Connecting state and local government leaders

25 Boats Full of Angry Walleye Protesters Surround Minnesota Governor During Lake Outing

Minnesota Gov. Mark Dayton

Minnesota Gov. Mark Dayton Shutterstock

 

Connecting state and local government leaders

Also in our State and Local Weekend News Digest: Large swath of Los Angeles loses power; Dallas pension debacle finger-pointing; and Spokane’s ozone pollution problem.

FISH & WILDLIFE | A boat that Minnesota Gov. Mark Dayton was fishing from on Lake Mille Lacs this weekend was surrounded by approximately 25 boats with 75 angry protesters frustrated with the state’s temporary restrictions on fishing for walleye. The governor was on the lake fishing for bass—as a way to demonstrate that there are other fish available in the lake besides walleye—and had planned to meet with local businesses and other residents impacted by the restrictions, which will be lifted July 28. But the governor canceled the meeting following the protests, noting that that he didn’t want to “reinforce that kind of destructive behavior.” The Minnesota Department of Natural Resources has said that the population of walleye in the lake has been struggling and the restrictions are meant to help the fish rebound. But that’s something many locals have doubted. During Saturday’s action at the lake, protesters had signs and balloons the DNR’s restrictions as “tyranny.” Walleye fishing has been described as “the lifeblood of the resort industry” for Lake Mille Lacs. [Star Tribune; Minnesota Public Radio]

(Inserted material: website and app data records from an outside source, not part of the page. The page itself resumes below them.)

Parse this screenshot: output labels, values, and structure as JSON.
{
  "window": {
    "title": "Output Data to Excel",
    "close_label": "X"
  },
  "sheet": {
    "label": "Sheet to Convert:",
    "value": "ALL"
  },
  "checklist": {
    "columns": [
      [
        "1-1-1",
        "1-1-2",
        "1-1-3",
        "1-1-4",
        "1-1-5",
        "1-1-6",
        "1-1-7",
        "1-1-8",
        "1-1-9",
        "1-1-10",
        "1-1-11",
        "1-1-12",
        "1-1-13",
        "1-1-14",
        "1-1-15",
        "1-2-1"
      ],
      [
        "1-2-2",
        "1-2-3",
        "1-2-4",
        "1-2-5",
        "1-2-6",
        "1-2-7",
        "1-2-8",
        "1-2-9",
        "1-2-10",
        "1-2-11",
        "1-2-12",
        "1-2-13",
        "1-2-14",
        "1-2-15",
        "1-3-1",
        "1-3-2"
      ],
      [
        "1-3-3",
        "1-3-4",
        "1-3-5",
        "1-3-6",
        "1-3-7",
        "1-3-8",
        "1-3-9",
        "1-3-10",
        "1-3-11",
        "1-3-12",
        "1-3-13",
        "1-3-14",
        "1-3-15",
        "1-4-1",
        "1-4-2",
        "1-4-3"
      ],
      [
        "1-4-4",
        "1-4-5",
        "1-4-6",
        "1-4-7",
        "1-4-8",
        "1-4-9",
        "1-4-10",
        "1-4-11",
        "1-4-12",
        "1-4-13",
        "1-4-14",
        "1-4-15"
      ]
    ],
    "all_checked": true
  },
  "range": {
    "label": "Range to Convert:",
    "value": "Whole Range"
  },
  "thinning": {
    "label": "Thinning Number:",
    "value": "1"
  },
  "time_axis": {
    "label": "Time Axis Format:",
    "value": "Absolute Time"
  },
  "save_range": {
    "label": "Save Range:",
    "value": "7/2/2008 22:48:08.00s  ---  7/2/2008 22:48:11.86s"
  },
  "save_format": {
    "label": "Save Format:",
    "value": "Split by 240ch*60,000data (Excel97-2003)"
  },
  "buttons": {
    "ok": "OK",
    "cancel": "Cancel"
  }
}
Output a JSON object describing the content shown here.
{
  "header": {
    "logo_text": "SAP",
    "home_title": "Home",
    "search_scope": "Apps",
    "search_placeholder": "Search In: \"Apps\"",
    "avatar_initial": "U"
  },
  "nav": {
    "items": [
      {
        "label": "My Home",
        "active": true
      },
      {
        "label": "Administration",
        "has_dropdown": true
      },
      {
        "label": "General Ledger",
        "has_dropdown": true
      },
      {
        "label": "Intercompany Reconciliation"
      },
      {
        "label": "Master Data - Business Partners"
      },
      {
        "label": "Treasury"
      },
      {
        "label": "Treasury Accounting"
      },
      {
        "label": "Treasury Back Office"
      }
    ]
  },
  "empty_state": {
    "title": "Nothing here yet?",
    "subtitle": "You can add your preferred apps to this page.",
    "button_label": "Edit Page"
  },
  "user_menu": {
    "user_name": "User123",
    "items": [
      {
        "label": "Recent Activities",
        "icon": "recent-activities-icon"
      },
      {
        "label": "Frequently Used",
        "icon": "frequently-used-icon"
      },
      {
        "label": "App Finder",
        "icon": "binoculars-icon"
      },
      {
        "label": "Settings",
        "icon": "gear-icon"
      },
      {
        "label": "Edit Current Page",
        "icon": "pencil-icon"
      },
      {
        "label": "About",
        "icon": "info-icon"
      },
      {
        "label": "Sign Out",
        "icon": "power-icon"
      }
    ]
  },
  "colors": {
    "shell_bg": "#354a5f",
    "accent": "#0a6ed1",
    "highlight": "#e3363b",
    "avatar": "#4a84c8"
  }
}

POWER OUTAGES | Large sections of the San Fernando Valley in Los Angeles lost power on Saturday after an explosion at an electrical receiving station in Northridge. Around 140,000 L.A. Department of Water and Power customers lost power, which was fully restored on Sunday morning. An investigation is underway, but the outages might have been triggered by a “mechanical failure related to cooling equipment.” [Los Angeles Times; Southern California Public Radio / KPCC]

RURAL AIRPORTS | The regional airport in Hagerstown, Maryland, about 75 miles west of Baltimore, is like many smaller airport facilities offering service to connect smaller cities and regional destinations to larger air hubs in that it needs federal subsidies through the Essential Air Service program, which has been slated for elimination under President Trump’s proposed budget. The EAS program has helped 175 airports around the nation, including Hagerstown, host regular passenger service. For HGR, $1.7 million in EAS subsidies has allowed Allegiant Air to offer flights to Florida four days a week and Southern Airlines to offer daily flights to BWI and Pittsburgh. But with EAS support on the line, all that could go away. [The Washington Post]

PENSIONS | Who’s to blame for the Dallas police and firefighter pension debacle? The former pension administrator, Richard Tettamant, says not him. “Mr. Tettamant faithfully followed the orders of the trustees, even when he personally disagreed with them,” according to his lawyer. [The Dallas Morning News]

PUBLIC SAFETY | Baltimore Mayor Catherine Pugh believes that there may be too many drug treatment centers in her city and that they may be a contributing cause of crime, saying that there have been 233 shootings and murders that have occurred around methadone clinics (though that includes all non-fatal shootings that have occurred within a half mile of a drug treatment center). “We need the treatment, but for me it’s how we do this in a more responsible way,” the mayor said. [Baltimore Brew]

AIR QUALITY | Ozone pollution, mainly from gasoline-powered vehicles and tools, continues to be a major challenge for officials in and around Spokane, Washington. Sensors indicated a spike in ozone levels last week Wednesday reaching 0.074 parts per million, and while those levels only lasted for a little while, “eight hours of exposure to that much ozone will cause health problems.” [Spokesman Review]

WILDLIFE MANAGEMENT | There’s been an uptick of cougar sightings in Michigan’s Lower Peninsula, but that shouldn’t necessarily be a surprise. “Reasonably verifiable cougar sightings have been going on for years,” but sometimes they’re controversial. In 1997, the Michigan Department of Natural Resources declared that one photo of an alleged cougar in Alcona County taken by an 83-year-old man was of a “stuffed cat.” However, the next year, a DNR employee encountered an actual cougar on a road in the same area. [Detroit Free Press]